On May 20, 2014, Fan Speed was contacted by Arges Agro Proiect, a Romanian company that had won an EU-funded contract to deliver a 159,000 euro tractor.
The company got the money from the National Rural Development Program, the EU initiative that is to run through 2020. Arges Agro Proiect is controlled by Marius Jurubita, a Romanian official who was not charged in the scheme and told RISE Project he didn’t remember much about the transaction.
His tractor, an Axion 940, was delivered to his gate using the snowball scheme: imported by Proinvest, sold to Fan Speed, and from Fan Speed on to Marius. Customs records show that on July 4, 2014, the tractor crossed the border from Romania to Bulgaria at 4:32 am and landed in Nikopol, a small town near the border.
Making a more than 350-kilometer loop on a single day, it then traveled to Ruse, another Bulgarian border town, and then to its final destination in a small village in Arges County, Romania. The tractor entered Bulgaria with a price of 156,000 euros and departed hours later with a value just 3,000 euros higher — but having paid zero taxes to anyone.
Had the tractor simply been delivered from Proinvest to Marius, the 24 percent VAT on 159,000 euros would have been 38,160 euros. Thus, the payment of VAT was avoided. And this happened again and again.

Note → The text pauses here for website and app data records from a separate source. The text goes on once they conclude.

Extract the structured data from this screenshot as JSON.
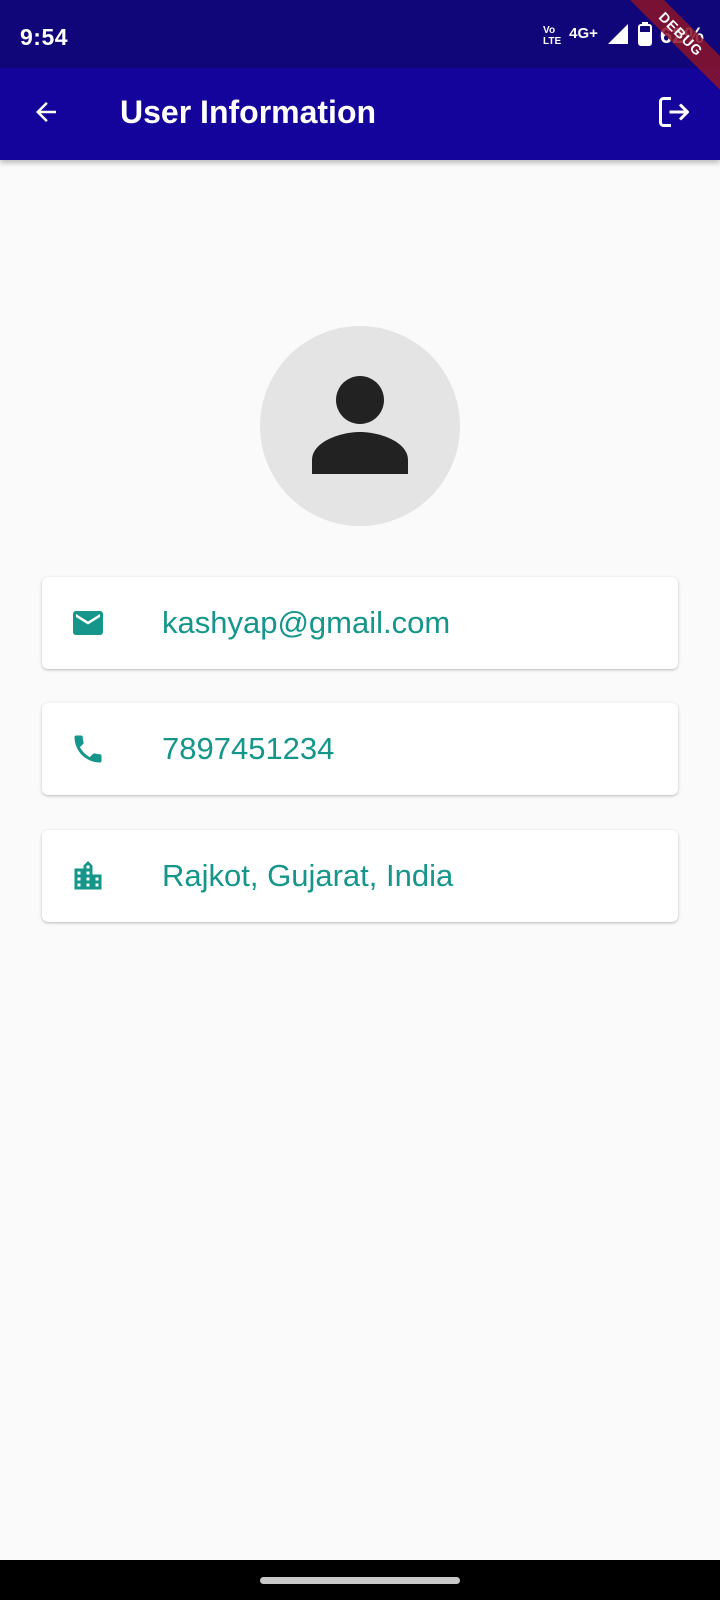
{
  "status_bar": {
    "time": "9:54",
    "volte_top": "Vo",
    "volte_bottom": "LTE",
    "network": "4G+",
    "battery": "62%"
  },
  "debug_banner": "DEBUG",
  "app_bar": {
    "title": "User Information",
    "back_icon": "arrow-back-icon",
    "logout_icon": "logout-icon",
    "background": "#15049b"
  },
  "avatar": {
    "icon": "person-icon"
  },
  "info": {
    "email": "kashyap@gmail.com",
    "phone": "7897451234",
    "location": "Rajkot, Gujarat, India"
  },
  "colors": {
    "accent": "#16968a",
    "status_bar": "#10067a",
    "background": "#fafafa"
  }
}
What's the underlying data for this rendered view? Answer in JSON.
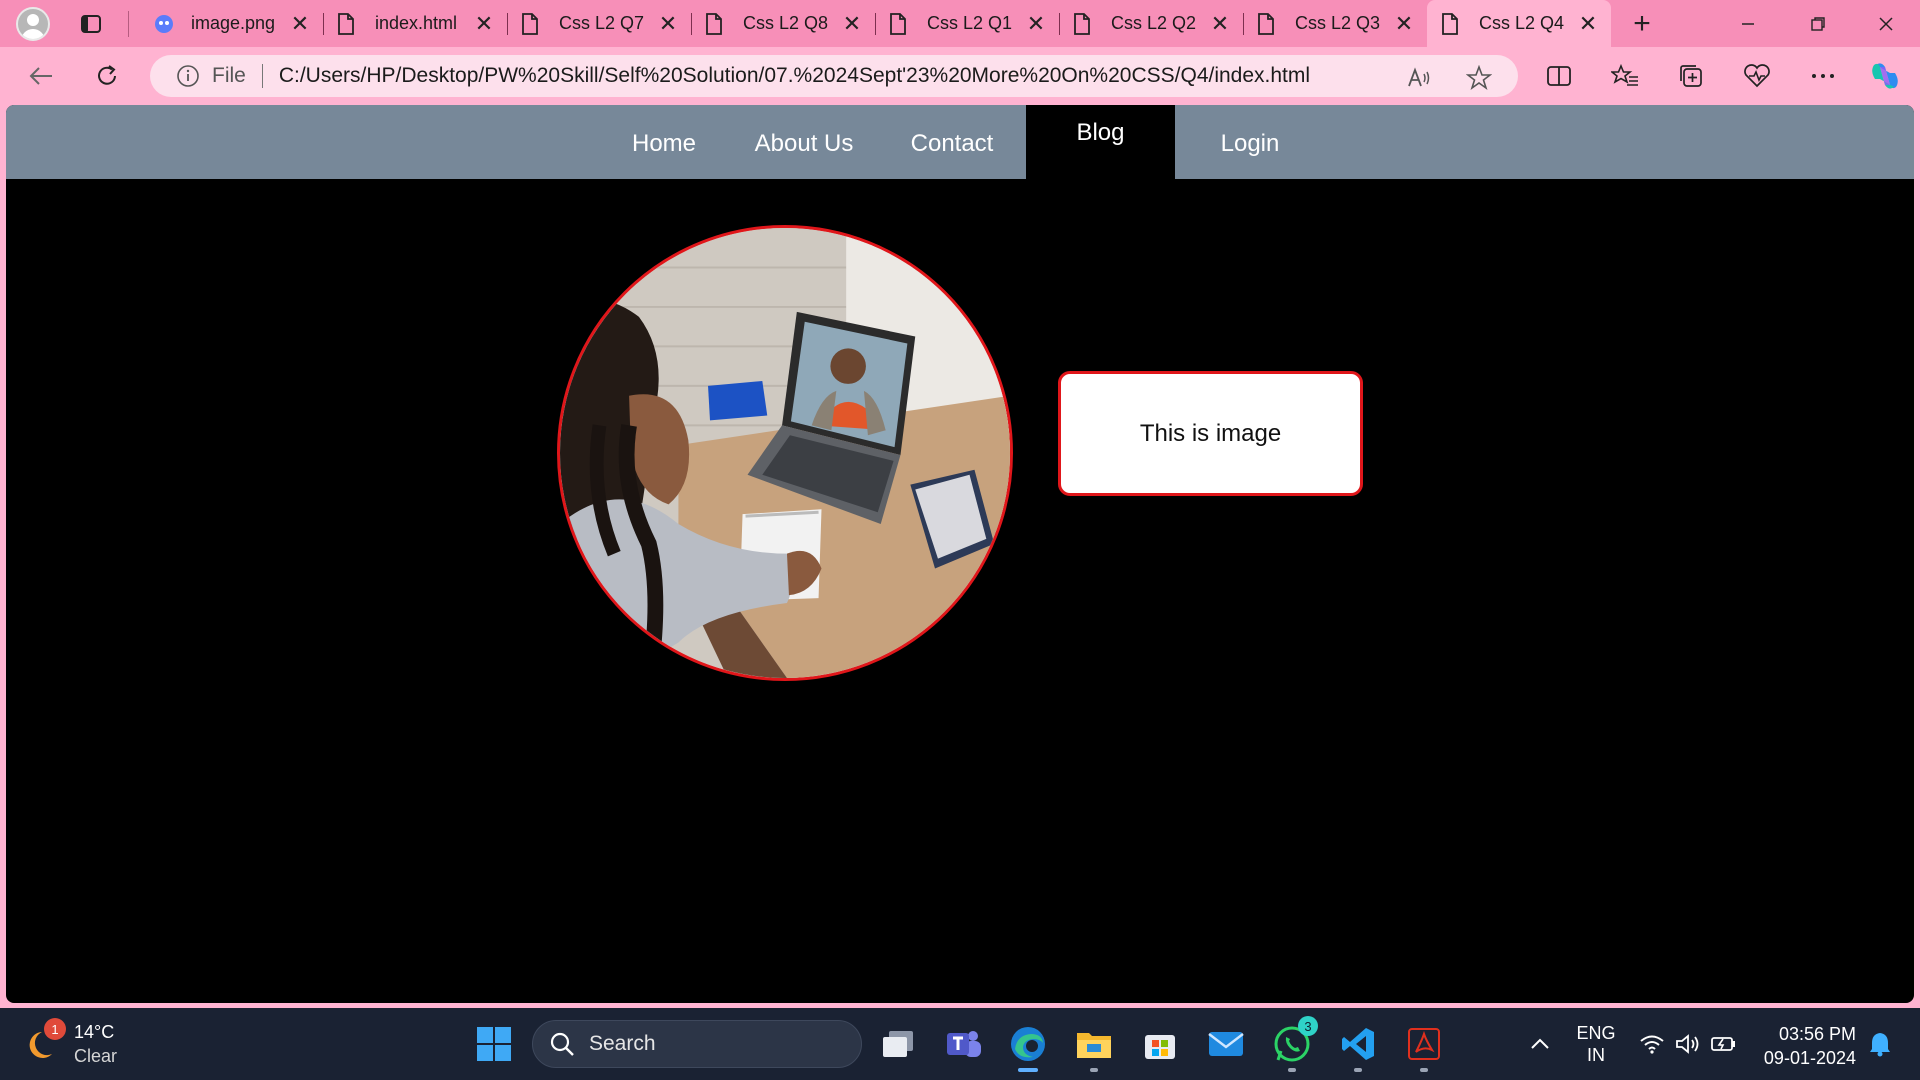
{
  "browser": {
    "tabs": [
      {
        "label": "image.png",
        "icon": "copilot-icon",
        "active": false
      },
      {
        "label": "index.html",
        "icon": "file-icon",
        "active": false
      },
      {
        "label": "Css L2 Q7",
        "icon": "file-icon",
        "active": false
      },
      {
        "label": "Css L2 Q8",
        "icon": "file-icon",
        "active": false
      },
      {
        "label": "Css L2 Q1",
        "icon": "file-icon",
        "active": false
      },
      {
        "label": "Css L2 Q2",
        "icon": "file-icon",
        "active": false
      },
      {
        "label": "Css L2 Q3",
        "icon": "file-icon",
        "active": false
      },
      {
        "label": "Css L2 Q4",
        "icon": "file-icon",
        "active": true
      }
    ],
    "tab_close_glyph": "✕",
    "new_tab_glyph": "+",
    "address": {
      "scheme_label": "File",
      "url": "C:/Users/HP/Desktop/PW%20Skill/Self%20Solution/07.%2024Sept'23%20More%20On%20CSS/Q4/index.html"
    }
  },
  "page": {
    "nav": {
      "items": [
        {
          "label": "Home",
          "active": false
        },
        {
          "label": "About Us",
          "active": false
        },
        {
          "label": "Contact",
          "active": false
        },
        {
          "label": "Blog",
          "active": true
        },
        {
          "label": "Login",
          "active": false
        }
      ]
    },
    "caption": "This is image",
    "colors": {
      "navbar_bg": "#778899",
      "page_bg": "#000000",
      "accent_border": "#e0161a",
      "tab_strip": "#f78fb8",
      "toolbar": "#ffb3d1"
    }
  },
  "taskbar": {
    "weather": {
      "temp": "14°C",
      "condition": "Clear",
      "badge": "1"
    },
    "search_label": "Search",
    "whatsapp_badge": "3",
    "language": {
      "line1": "ENG",
      "line2": "IN"
    },
    "time": "03:56 PM",
    "date": "09-01-2024"
  }
}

Prosecutors say the Bulgarian end of the operation was mostly handled by Iliana Antonova Lazarova. She runs an accounting company called Ina Active in Pleven and handles Fan Speed’s accounts. Lazarova met Simionescu in 2011 when he set up Fan Speed, prosecutors say.

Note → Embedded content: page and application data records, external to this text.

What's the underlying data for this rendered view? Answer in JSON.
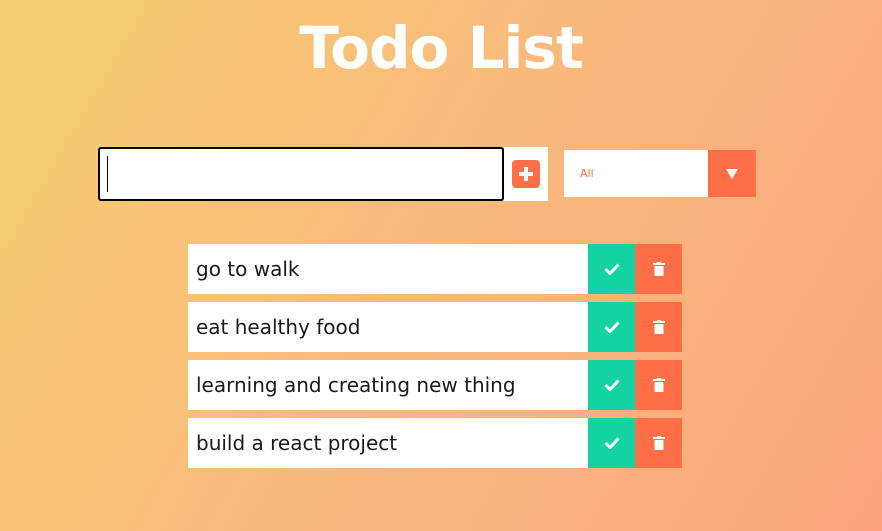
{
  "header": {
    "title": "Todo List"
  },
  "form": {
    "input_value": "",
    "add_icon": "plus-square-icon",
    "filter": {
      "selected": "All",
      "arrow_icon": "caret-down-icon"
    }
  },
  "todos": [
    {
      "text": "go to walk"
    },
    {
      "text": "eat healthy food"
    },
    {
      "text": "learning and creating new thing"
    },
    {
      "text": "build a react project"
    }
  ],
  "colors": {
    "accent": "#ff6f47",
    "complete": "#13d3a3",
    "background_start": "#f6ce72",
    "background_end": "#fba47e"
  }
}
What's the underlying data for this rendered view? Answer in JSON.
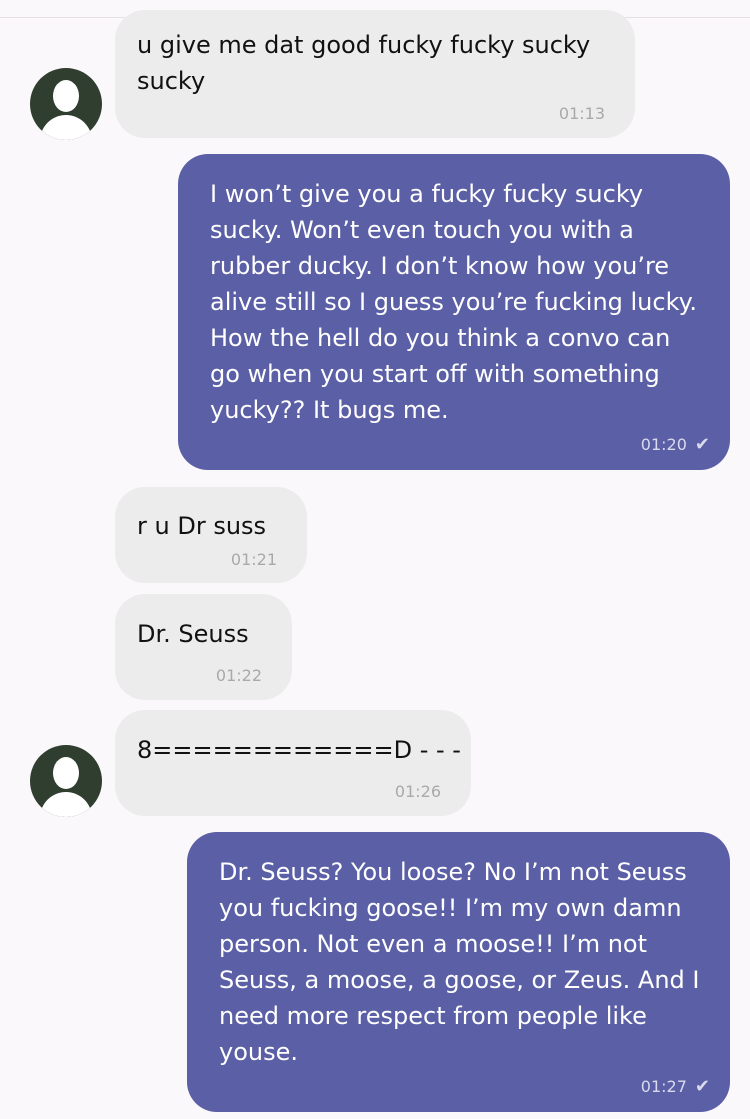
{
  "messages": [
    {
      "text": "u give me dat good fucky fucky sucky\nsucky",
      "time": "01:13"
    },
    {
      "text": "I won’t give you a fucky fucky sucky\nsucky. Won’t even touch you with a\nrubber ducky. I don’t know how you’re\nalive still so I guess you’re fucking lucky.\nHow the hell do you think a convo can\ngo when you start off with something\nyucky?? It bugs me.",
      "time": "01:20",
      "status": "✔"
    },
    {
      "text": "r u Dr suss",
      "time": "01:21"
    },
    {
      "text": "Dr. Seuss",
      "time": "01:22"
    },
    {
      "text": "8============D - - -",
      "time": "01:26"
    },
    {
      "text": "Dr. Seuss? You loose? No I’m not Seuss\nyou fucking goose!! I’m my own damn\nperson. Not even a moose!! I’m not\nSeuss, a moose, a goose, or Zeus. And I\nneed more respect from people like\nyouse.",
      "time": "01:27",
      "status": "✔"
    }
  ],
  "icons": {
    "avatar": "person-silhouette-icon",
    "read_receipt": "checkmark-icon"
  },
  "colors": {
    "incoming_bubble": "#ececec",
    "outgoing_bubble": "#5b5fa5",
    "avatar_bg": "#2f3e2e",
    "background": "#fbf8fb"
  }
}
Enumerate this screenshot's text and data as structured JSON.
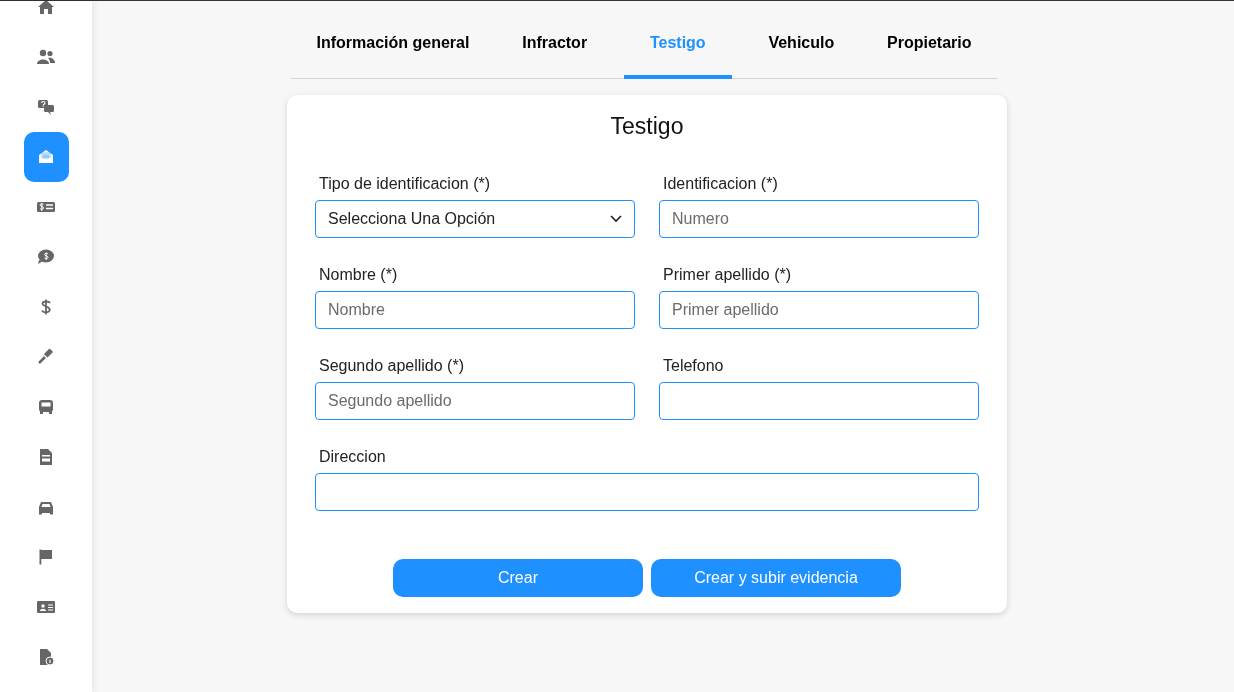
{
  "sidebar": {
    "items": [
      {
        "kind": "home",
        "selected": false
      },
      {
        "kind": "users",
        "selected": false
      },
      {
        "kind": "question-chat",
        "selected": false
      },
      {
        "kind": "inbox",
        "selected": true
      },
      {
        "kind": "money-card",
        "selected": false
      },
      {
        "kind": "money-chat",
        "selected": false
      },
      {
        "kind": "dollar",
        "selected": false
      },
      {
        "kind": "gavel",
        "selected": false
      },
      {
        "kind": "bus",
        "selected": false
      },
      {
        "kind": "document",
        "selected": false
      },
      {
        "kind": "car",
        "selected": false
      },
      {
        "kind": "flag",
        "selected": false
      },
      {
        "kind": "id-card",
        "selected": false
      },
      {
        "kind": "file-info",
        "selected": false
      }
    ]
  },
  "tabs": [
    {
      "label": "Información general",
      "selected": false
    },
    {
      "label": "Infractor",
      "selected": false
    },
    {
      "label": "Testigo",
      "selected": true
    },
    {
      "label": "Vehiculo",
      "selected": false
    },
    {
      "label": "Propietario",
      "selected": false
    }
  ],
  "form": {
    "title": "Testigo",
    "fields": [
      {
        "kind": "select",
        "label": "Tipo de identificacion (*)",
        "value": "Selecciona Una Opción"
      },
      {
        "kind": "text",
        "label": "Identificacion (*)",
        "placeholder": "Numero"
      },
      {
        "kind": "text",
        "label": "Nombre (*)",
        "placeholder": "Nombre"
      },
      {
        "kind": "text",
        "label": "Primer apellido (*)",
        "placeholder": "Primer apellido"
      },
      {
        "kind": "text",
        "label": "Segundo apellido (*)",
        "placeholder": "Segundo apellido"
      },
      {
        "kind": "text",
        "label": "Telefono"
      },
      {
        "kind": "wide",
        "label": "Direccion"
      }
    ],
    "buttons": [
      "Crear",
      "Crear y subir evidencia"
    ]
  }
}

She is the wife of Judge Rumen Petrov Lazarov of the Pleven regional court. A decade ago, the judge’s name popped up in the “Krayso the Black” affair, which shook the Bulgarian judicial system. The lobbying scandal involving a businessman who sought favors from prominent judges, prosecutors, and other officials.

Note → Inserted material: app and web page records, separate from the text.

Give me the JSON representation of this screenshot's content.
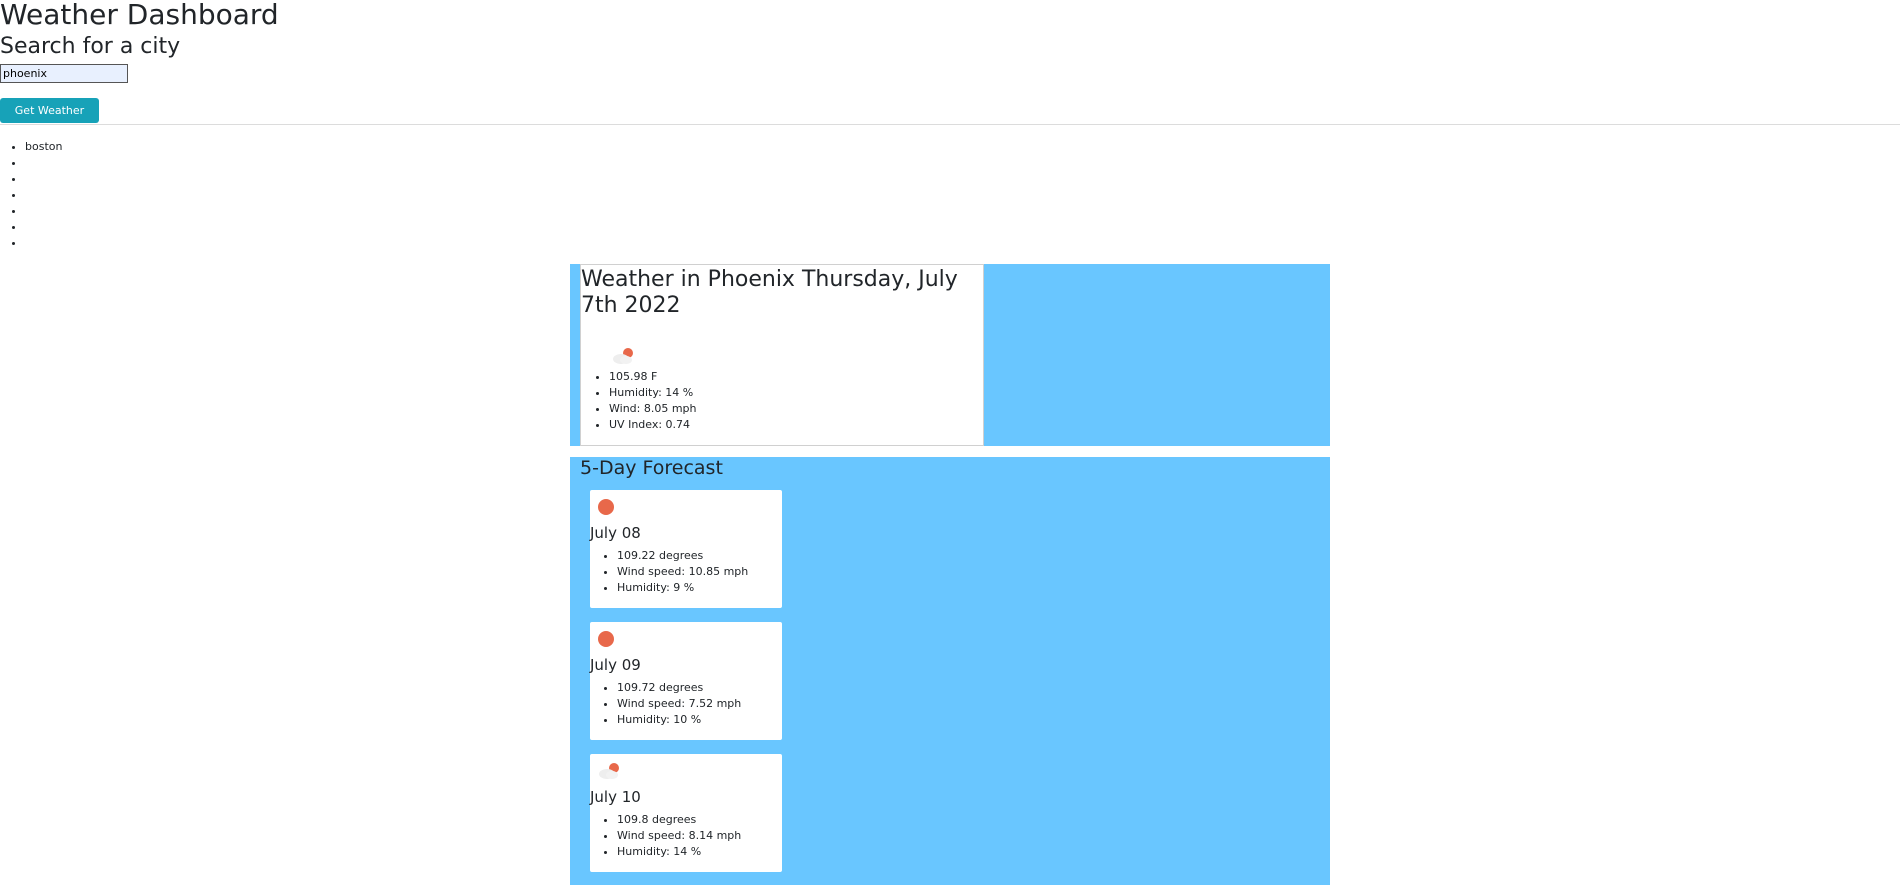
{
  "header": {
    "title": "Weather Dashboard",
    "subtitle": "Search for a city"
  },
  "search": {
    "value": "phoenix",
    "button_label": "Get Weather"
  },
  "history": {
    "items": [
      "boston",
      "",
      "",
      "",
      "",
      "",
      ""
    ]
  },
  "current": {
    "title": "Weather in Phoenix Thursday, July 7th 2022",
    "icon": "partly-cloudy-icon",
    "temp": "105.98 F",
    "humidity": "Humidity: 14 %",
    "wind": "Wind: 8.05 mph",
    "uv": "UV Index: 0.74"
  },
  "forecast": {
    "title": "5-Day Forecast",
    "days": [
      {
        "date": "July 08",
        "icon": "sun-icon",
        "temp": "109.22 degrees",
        "wind": "Wind speed: 10.85 mph",
        "humidity": "Humidity: 9 %"
      },
      {
        "date": "July 09",
        "icon": "sun-icon",
        "temp": "109.72 degrees",
        "wind": "Wind speed: 7.52 mph",
        "humidity": "Humidity: 10 %"
      },
      {
        "date": "July 10",
        "icon": "partly-cloudy-icon",
        "temp": "109.8 degrees",
        "wind": "Wind speed: 8.14 mph",
        "humidity": "Humidity: 14 %"
      }
    ]
  },
  "colors": {
    "panel_background": "#69c6ff",
    "button": "#17a2b8",
    "sun": "#e8684a"
  }
}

Judge Lazarov told the Supreme Judicial Council investigating the scandal that “Krasyo” — the nickname for Krasimir Georgiev — approached Lazarov many times in 2008 seeking favors regarding ongoing cases. Lazarov insisted that despite numerous contacts with Krasyo, he never did anything for him. The judge was never charged in the case.
It is unclear what connection Lazarov might have had with his wife’s firm, although in 2015 he declared 3,300 euros in dividends he had received from the firm the previous year.
Contacted by Bivol, Lazarova said that from her perspective, all the transactions were legal. “Mr. Simionescu paid all the taxes due in Bulgaria,” she said. “I checked personally every company, every transaction, and they are all real and regular.”
Lazarova temporarily took over management of Fan Speed in 2016. She explained that Simionescu had told her he was entering the Romanian Parliament as a member “and he can’t be a manager any more.”
Lazarova said Bulgarian investigators were not very interested in the company, but that Romanian investigators visited her office and copied thousands of pages of documents.
On Nov. 20, 2018, Simionescu resumed control of Fan Speed. “He wants to shut down the company,” Lazarova explained. “He has not operated this business since 2016.”
Indeed, the business registry shows that the company stopped reporting any financial activity as of 2017.
The investigation by Romanian prosecutors ended with Fiscuci and Simionescu sent to trial for tax evasion, but they may, in the end, escape punishment. Recently one of Dragnea’s parliamentarians passed an anti-graft amendment to the criminal law that states those accused of tax evasion can evade a prison sentence by refunding the money to the state budget.
The Supreme Court further reduced the scope of the case by eliminating more than 500 wiretaps, based on a 2016 decision of the Constitutional Court banning wiretapping done by the Romanian Secret Service for prosecutors. The Romanian judges have not decided whether they will drop the tax evasion case.
With additional reporting by Atanas Tchobanov and Dimitar Stoyanov of bivol.bg.
This investigation was supported by a grant from the IJ4EU fund.